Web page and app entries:
• • • • • • •

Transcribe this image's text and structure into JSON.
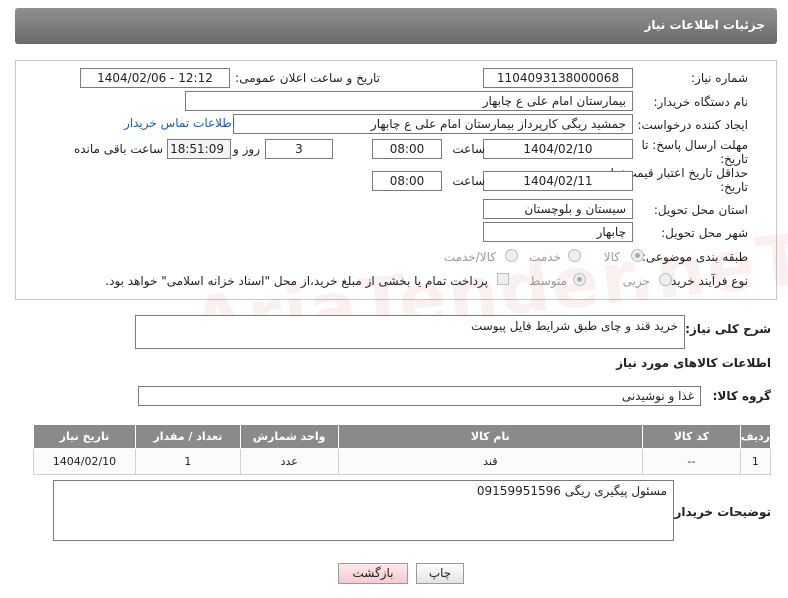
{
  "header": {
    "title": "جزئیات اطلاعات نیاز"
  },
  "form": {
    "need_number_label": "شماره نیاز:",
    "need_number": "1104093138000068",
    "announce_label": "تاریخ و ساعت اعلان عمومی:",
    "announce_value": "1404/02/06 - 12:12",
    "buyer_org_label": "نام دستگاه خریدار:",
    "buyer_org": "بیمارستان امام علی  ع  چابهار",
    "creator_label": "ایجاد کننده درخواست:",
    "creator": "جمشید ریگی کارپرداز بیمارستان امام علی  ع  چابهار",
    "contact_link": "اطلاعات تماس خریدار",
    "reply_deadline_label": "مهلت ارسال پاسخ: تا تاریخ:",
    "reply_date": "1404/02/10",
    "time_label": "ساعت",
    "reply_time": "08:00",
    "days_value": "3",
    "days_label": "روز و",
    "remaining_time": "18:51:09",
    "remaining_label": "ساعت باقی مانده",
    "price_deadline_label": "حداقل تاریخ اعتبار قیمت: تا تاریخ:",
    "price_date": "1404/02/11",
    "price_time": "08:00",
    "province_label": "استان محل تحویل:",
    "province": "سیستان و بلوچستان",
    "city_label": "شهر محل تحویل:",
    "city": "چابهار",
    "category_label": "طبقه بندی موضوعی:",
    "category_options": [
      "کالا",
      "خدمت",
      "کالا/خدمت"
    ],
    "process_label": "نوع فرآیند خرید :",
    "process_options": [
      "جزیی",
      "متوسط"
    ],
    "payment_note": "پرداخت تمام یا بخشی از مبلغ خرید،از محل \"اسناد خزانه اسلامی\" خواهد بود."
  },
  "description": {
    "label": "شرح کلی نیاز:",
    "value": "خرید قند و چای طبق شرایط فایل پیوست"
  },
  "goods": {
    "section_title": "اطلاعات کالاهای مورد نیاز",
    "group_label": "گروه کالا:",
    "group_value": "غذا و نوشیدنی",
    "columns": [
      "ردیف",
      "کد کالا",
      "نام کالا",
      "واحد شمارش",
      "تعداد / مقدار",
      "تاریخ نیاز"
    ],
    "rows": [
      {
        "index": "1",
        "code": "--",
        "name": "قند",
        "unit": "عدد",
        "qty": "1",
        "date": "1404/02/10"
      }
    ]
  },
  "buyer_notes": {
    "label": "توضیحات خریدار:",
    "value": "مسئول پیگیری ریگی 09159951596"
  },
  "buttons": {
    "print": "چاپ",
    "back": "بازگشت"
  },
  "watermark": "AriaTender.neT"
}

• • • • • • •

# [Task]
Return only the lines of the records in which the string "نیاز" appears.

# [Answer for this exercise]
    "title": "جزئیات اطلاعات نیاز"
    "need_number_label": "شماره نیاز:",
    "label": "شرح کلی نیاز:",
    "section_title": "اطلاعات کالاهای مورد نیاز",
      "تاریخ نیاز"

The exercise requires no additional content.